The revolution in Catholicism can be traced to three events, which collectively are known as "Vatican II". First, there was the Beeching report, saying that churches should be modernized, some being closed down and the others becoming soul-less. The results can be seen above - in the "modernist" service we don't even know which way the priest's going to be facing. "Extraordinary form" services still exist, but the Spirit of Vatican II is against them, and they are often only available to the lucky few in churches run by enthusiasts.
Traddy worship. Note how Fr Boycott's vestments are liturgically appropriate.
Bad vestments with the priest's name on the back!
Second, there was the move to bad vestments, and the rush to complete all one's worship in one day. Before Vatican II, a Mass could easily last five days, with intervals for lunch and tea. Experienced worshippers would use terms such as "night-watchman" (usually a disparaging reference to a deacon who came in for the night-time vigil), and "state of the pitch" (a reference to the quality of the unaccompanied Gregorian chant). These concepts have now largely disappeared.
An asperges from Pope Pertwee.
A guitar Mass with Pope Capaldi.
Finally, there was the Medicus Quis. In the olden days, Pope St Pertwee's main recipe for salvation was to "reverse the polarity of the neutron flow," which in theological terms means "turn back, O Man, forswear thy foolish ways." He often found salvation via the ventilation shaft (whence came the "rushing wind" of the Holy Spirit), and his services never employed guitars; only rarely did he use gimmicks such as the sonic screwdriver.
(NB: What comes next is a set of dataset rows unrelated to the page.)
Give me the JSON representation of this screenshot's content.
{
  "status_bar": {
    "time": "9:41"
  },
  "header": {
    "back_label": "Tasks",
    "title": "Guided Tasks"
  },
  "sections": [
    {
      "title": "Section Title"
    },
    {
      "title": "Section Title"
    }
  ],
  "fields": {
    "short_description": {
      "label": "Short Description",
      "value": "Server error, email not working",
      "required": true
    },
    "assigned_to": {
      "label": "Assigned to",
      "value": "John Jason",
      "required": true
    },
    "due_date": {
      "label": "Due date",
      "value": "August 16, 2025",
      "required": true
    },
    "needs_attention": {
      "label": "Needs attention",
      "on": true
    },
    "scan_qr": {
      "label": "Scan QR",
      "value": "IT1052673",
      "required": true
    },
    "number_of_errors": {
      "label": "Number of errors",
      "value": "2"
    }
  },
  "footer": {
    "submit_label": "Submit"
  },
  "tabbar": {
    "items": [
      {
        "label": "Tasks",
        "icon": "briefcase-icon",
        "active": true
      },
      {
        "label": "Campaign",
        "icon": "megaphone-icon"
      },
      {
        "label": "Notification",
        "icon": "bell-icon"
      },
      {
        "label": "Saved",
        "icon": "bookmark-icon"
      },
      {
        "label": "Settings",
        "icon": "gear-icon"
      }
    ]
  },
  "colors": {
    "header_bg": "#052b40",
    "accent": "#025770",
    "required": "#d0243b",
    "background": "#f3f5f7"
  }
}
Pope Capaldi, on the other hand, relies almost exclusively on the sonic screwdriver. A demon appears? Zap it. A penitent needs a blessing? Zap him (oops. you weren't supposed to use the same setting, Father). Alleluia, zap-zap!
I hope these little thoughts will help you to stay saved during Lent. At least the hippopotamuses appreciated them.